But there are incidents where the best player loses out to someone else, as seemed to be the case with shortstop in the National League. Troy Tulowitzki of the Colorado Rockies led Jose Reyes by over 200,000 votes, even though the New York Mets leadoff hitter’s statistics were higher by a large margin. As odd as that may seem, Terry Collins had a theory.
“As we all know, it’s a popularity contest,” the Mets manager told reporters recently. “It’s who comes to the ballparks and who’s voting, really.”
With the Fourth of July weekend approaching, Tulowitzki was batting .271 with 15 home runs, 53 RBI, 18 doubles, 2 triples, 42 runs scored and 6 stolen bases. Sounds like nice numbers, but they paled in comparison to Reyes, who is having the most productive season of his career in his walk year. A .352 average, 3 home runs, 32 RBI, 22 doubles, 15 triples, 65 runs and 30 steals should make him the runaway favorite, but that isn’t always the case.
“We get to see him every day,” Collins added. “In our opinion, he should be the leader, without question. If he’s not on the team somehow, some way, there needs to be a way to change the rules.”
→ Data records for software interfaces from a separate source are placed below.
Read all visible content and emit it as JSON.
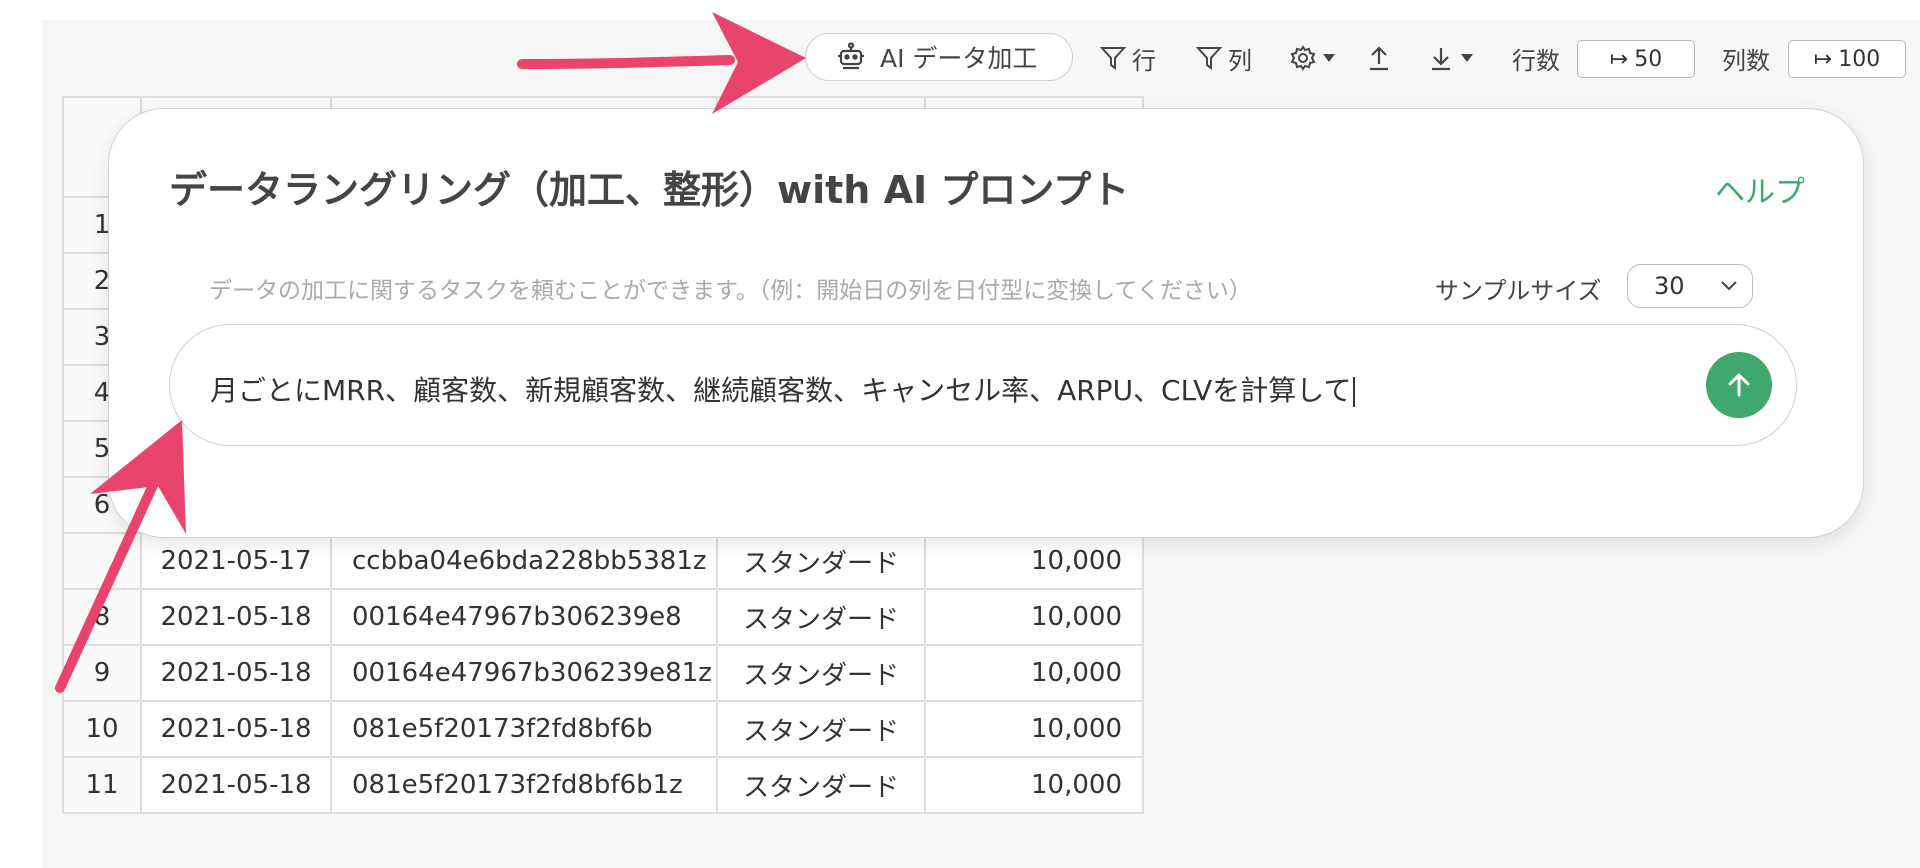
{
  "toolbar": {
    "ai_button_label": "AI データ加工",
    "row_filter_label": "行",
    "col_filter_label": "列",
    "row_count_label": "行数",
    "row_count_value": "50",
    "col_count_label": "列数",
    "col_count_value": "100"
  },
  "table": {
    "rows": [
      {
        "num": "",
        "date": "2021-05-17",
        "id": "ccbba04e6bda228bb5381z",
        "plan": "スタンダード",
        "amount": "10,000"
      },
      {
        "num": "8",
        "date": "2021-05-18",
        "id": "00164e47967b306239e8",
        "plan": "スタンダード",
        "amount": "10,000"
      },
      {
        "num": "9",
        "date": "2021-05-18",
        "id": "00164e47967b306239e81z",
        "plan": "スタンダード",
        "amount": "10,000"
      },
      {
        "num": "10",
        "date": "2021-05-18",
        "id": "081e5f20173f2fd8bf6b",
        "plan": "スタンダード",
        "amount": "10,000"
      },
      {
        "num": "11",
        "date": "2021-05-18",
        "id": "081e5f20173f2fd8bf6b1z",
        "plan": "スタンダード",
        "amount": "10,000"
      }
    ],
    "partial_row_numbers": [
      "1",
      "2",
      "3",
      "4",
      "5",
      "6"
    ]
  },
  "modal": {
    "title": "データラングリング（加工、整形）with AI プロンプト",
    "help_link": "ヘルプ",
    "hint": "データの加工に関するタスクを頼むことができます。（例：開始日の列を日付型に変換してください）",
    "sample_size_label": "サンプルサイズ",
    "sample_size_value": "30",
    "prompt_text": "月ごとにMRR、顧客数、新規顧客数、継続顧客数、キャンセル率、ARPU、CLVを計算して"
  },
  "colors": {
    "accent_green": "#3fa86c",
    "arrow_pink": "#e8446c"
  },
  "icons": [
    "robot-icon",
    "filter-icon",
    "gear-icon",
    "upload-icon",
    "download-icon",
    "arrow-up-icon",
    "chevron-down-icon"
  ]
}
Reyes closed the gap those last few days before the Mets fans came out in full force and stuffed the proverbial ballot box. When the rosters were announced on Sunday, Reyes not only won but also did so by 800,000 votes. Having the option of voting online up to 25 times per person apparently worked for the right reasons in this case.
So Reyes leading the league in four separate offensive categories (batting average, hits, multiple-hit games and runs scored) was rewarded correctly but an injured left hamstring may keep him from hearing his name announced last in the pre-game introductions on July 12 at Chase Field in Phoenix, Arizona.
During the second inning of Saturday’s 5-2 loss to the Yankees, Reyes felt tightness in his leg and was removed from the game. He underwent an MRI exam and a Grade 1 strain was the result. He has missed the last few games and the team will have decide on whether he’s healthy enough to play in the Mid-Summer Classic.
But even if he has to sit that one out, Reyes’ being voted the National League starter proves that the system, while not a perfect one, does come out right most of the time. Years ago when you had to punch a hole on an All-Star ballot and deposit it in a box at the ballpark, the stadiums with the most sellouts usually had a good number of their players on the squad. Major League Baseball is doing the best they can by making it easier to cast your vote and not have one person fill out cards all game long.
The starters aren’t always the most deserving, but in the case of Jose Reyes, a no-brainer was nearly lost.